I wake in the middle of the night knowing something in the air has changed. The neighborhood has reached a silence that can only mean one thing. I wait for it in the dark with nothing but the sound of my own breath, and finally…there. There it is.
Another season quietly arrives in the predawn hours on the tail of the setting moon, and I can no longer sleep. Alert with anticipation, I stare into the shadows.
Hello old friend.
It’s been six months since Covid first made headlines as it began its sweep through New York City. Six months since the endless scream of sirens racing up and down our streets forever changed our understanding of fear and faith. Six months since we were first truly awoken, as a collective, to the reality of what it means and should mean to be alive.

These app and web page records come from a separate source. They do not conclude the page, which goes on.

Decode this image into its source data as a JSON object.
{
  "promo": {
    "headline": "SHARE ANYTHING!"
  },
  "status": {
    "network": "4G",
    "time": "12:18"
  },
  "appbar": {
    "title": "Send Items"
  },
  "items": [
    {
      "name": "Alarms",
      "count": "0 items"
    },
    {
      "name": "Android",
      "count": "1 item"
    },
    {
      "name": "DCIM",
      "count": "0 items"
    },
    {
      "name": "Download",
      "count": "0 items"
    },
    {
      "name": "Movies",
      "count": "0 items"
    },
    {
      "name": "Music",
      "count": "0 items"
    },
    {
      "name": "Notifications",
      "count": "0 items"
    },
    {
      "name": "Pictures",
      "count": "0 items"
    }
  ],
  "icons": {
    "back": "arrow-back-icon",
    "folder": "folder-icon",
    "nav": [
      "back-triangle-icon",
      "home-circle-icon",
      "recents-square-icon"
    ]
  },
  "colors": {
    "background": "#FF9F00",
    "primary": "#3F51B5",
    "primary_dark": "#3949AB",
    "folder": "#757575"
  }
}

In my ant-sized NYC apartment, there live two ravenously-hungry adults always in search of second helpings and snacks, alongside two beastly-appetited cats, each of whom weighs no more than four pounds yet somehow continue to crave wildebeest-sized meals (both frightening and impressive). So, how do I plan to continue to feed everyone a somewhat uncompromising diet during such apocalyptic events as the Corona outbreak? By remembering to use my brain to plan and buy balanced meals and not my emotions.